General Duty Clause states that employer and employees must follow OSHA guidelines by law. This insures that employees have safe work environment. The general duty clause has been cited where federal law doesn't exist and where workers were exposed to hazardous conditions.
OSHA CFR 1910.132 states that “Protective equipment…shall be provided, used, and maintained in a sanitary and reliable condition wherever it is necessary by reason of hazards of processes or environment, chemical hazards, radiological hazards, or mechanical irritants encountered in a manner capable of causing injury or impairment in the function of any part of the body through absorption, inhalation or physical contact.” This regulation holds the employer responsible for providing PPE whenever such PPE can protect the employee from a known hazard: environmental, chemical, or mechanical. This standard applies to hazards beyond those posed by arc flash, a hazard faced by electric workers.
OSHA CFR 1910.335 Safeguards for personnel protection.
(a) Use of protective equipment—
(b) Personal protective equipment.
(c) Employees working in areas where there are potential electrical hazards shall be provided with, and shall use, electrical protective equipment that is appropriate for the specific parts of the body to be protected and for the work to be performed.

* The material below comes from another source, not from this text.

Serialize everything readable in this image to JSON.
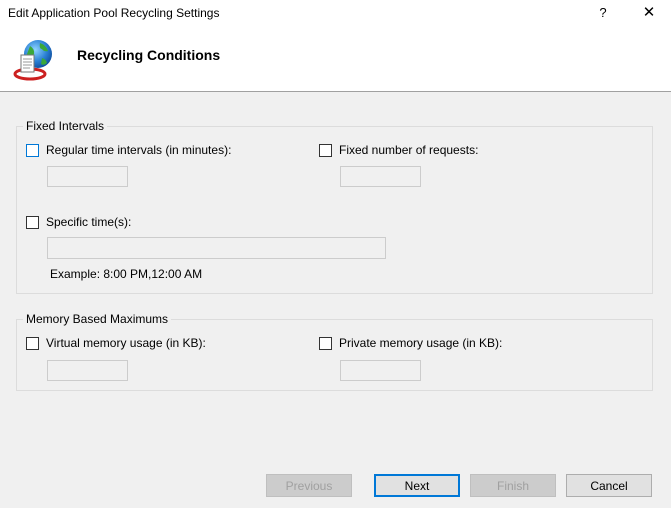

OSHA CFR 1910.269 was readdressed in Spring 2014 providing guideline for electrical, generation, transmission and distribution workers eliminating the label "tools of a trade" and placing FR in a PPE category, which must be provided by the employer. “This protective equipment shall cover the employee’s entire body,” except for certain exemptions for hands, feet and head protection. Previously, 1910.269 required that “…each employee who is exposed to the hazards of flames or electric arcs does not wear clothing that, when exposed to flames or electric arc, could increase the extent of the injury that would be sustained by the employee.” Under the new ruling, pants must now be provided to workers.